(Stored data)
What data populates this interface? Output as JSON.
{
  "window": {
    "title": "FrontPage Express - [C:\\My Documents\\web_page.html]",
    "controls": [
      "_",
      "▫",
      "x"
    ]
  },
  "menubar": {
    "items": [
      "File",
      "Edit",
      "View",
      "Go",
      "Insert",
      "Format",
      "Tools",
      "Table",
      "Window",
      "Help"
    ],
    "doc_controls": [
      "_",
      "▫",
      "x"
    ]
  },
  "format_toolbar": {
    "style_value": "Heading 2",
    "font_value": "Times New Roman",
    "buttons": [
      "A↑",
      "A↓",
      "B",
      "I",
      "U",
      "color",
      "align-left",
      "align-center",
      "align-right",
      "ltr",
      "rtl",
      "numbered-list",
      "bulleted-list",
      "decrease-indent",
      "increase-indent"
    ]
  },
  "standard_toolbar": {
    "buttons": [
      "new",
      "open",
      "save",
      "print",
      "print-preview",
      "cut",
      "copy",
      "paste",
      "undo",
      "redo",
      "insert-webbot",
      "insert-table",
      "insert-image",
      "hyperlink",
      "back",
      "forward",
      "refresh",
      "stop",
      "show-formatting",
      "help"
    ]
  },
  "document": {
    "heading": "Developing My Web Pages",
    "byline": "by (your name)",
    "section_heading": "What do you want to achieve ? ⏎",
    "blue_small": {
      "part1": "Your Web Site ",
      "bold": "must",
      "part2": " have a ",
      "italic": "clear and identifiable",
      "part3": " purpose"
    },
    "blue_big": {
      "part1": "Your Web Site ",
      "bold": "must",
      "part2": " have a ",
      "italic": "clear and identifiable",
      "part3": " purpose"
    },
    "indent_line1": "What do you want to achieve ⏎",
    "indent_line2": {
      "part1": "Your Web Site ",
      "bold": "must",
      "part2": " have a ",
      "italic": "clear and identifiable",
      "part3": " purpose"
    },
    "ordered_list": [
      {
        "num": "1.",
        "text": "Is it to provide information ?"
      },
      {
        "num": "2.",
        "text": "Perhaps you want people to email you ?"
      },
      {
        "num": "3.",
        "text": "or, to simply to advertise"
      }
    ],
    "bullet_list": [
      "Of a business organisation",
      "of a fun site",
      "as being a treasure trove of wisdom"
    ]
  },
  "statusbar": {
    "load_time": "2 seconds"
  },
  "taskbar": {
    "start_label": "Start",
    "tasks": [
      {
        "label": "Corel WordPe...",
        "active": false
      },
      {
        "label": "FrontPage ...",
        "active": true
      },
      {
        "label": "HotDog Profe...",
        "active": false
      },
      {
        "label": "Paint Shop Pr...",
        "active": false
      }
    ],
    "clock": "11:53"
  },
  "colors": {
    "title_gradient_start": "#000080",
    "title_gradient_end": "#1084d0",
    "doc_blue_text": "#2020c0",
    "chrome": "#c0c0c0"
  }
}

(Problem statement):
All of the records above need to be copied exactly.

(Response for this exercise):
What data populates this interface? Output as JSON.
{
  "window": {
    "title": "FrontPage Express - [C:\\My Documents\\web_page.html]",
    "controls": [
      "_",
      "▫",
      "x"
    ]
  },
  "menubar": {
    "items": [
      "File",
      "Edit",
      "View",
      "Go",
      "Insert",
      "Format",
      "Tools",
      "Table",
      "Window",
      "Help"
    ],
    "doc_controls": [
      "_",
      "▫",
      "x"
    ]
  },
  "format_toolbar": {
    "style_value": "Heading 2",
    "font_value": "Times New Roman",
    "buttons": [
      "A↑",
      "A↓",
      "B",
      "I",
      "U",
      "color",
      "align-left",
      "align-center",
      "align-right",
      "ltr",
      "rtl",
      "numbered-list",
      "bulleted-list",
      "decrease-indent",
      "increase-indent"
    ]
  },
  "standard_toolbar": {
    "buttons": [
      "new",
      "open",
      "save",
      "print",
      "print-preview",
      "cut",
      "copy",
      "paste",
      "undo",
      "redo",
      "insert-webbot",
      "insert-table",
      "insert-image",
      "hyperlink",
      "back",
      "forward",
      "refresh",
      "stop",
      "show-formatting",
      "help"
    ]
  },
  "document": {
    "heading": "Developing My Web Pages",
    "byline": "by (your name)",
    "section_heading": "What do you want to achieve ? ⏎",
    "blue_small": {
      "part1": "Your Web Site ",
      "bold": "must",
      "part2": " have a ",
      "italic": "clear and identifiable",
      "part3": " purpose"
    },
    "blue_big": {
      "part1": "Your Web Site ",
      "bold": "must",
      "part2": " have a ",
      "italic": "clear and identifiable",
      "part3": " purpose"
    },
    "indent_line1": "What do you want to achieve ⏎",
    "indent_line2": {
      "part1": "Your Web Site ",
      "bold": "must",
      "part2": " have a ",
      "italic": "clear and identifiable",
      "part3": " purpose"
    },
    "ordered_list": [
      {
        "num": "1.",
        "text": "Is it to provide information ?"
      },
      {
        "num": "2.",
        "text": "Perhaps you want people to email you ?"
      },
      {
        "num": "3.",
        "text": "or, to simply to advertise"
      }
    ],
    "bullet_list": [
      "Of a business organisation",
      "of a fun site",
      "as being a treasure trove of wisdom"
    ]
  },
  "statusbar": {
    "load_time": "2 seconds"
  },
  "taskbar": {
    "start_label": "Start",
    "tasks": [
      {
        "label": "Corel WordPe...",
        "active": false
      },
      {
        "label": "FrontPage ...",
        "active": true
      },
      {
        "label": "HotDog Profe...",
        "active": false
      },
      {
        "label": "Paint Shop Pr...",
        "active": false
      }
    ],
    "clock": "11:53"
  },
  "colors": {
    "title_gradient_start": "#000080",
    "title_gradient_end": "#1084d0",
    "doc_blue_text": "#2020c0",
    "chrome": "#c0c0c0"
  }
}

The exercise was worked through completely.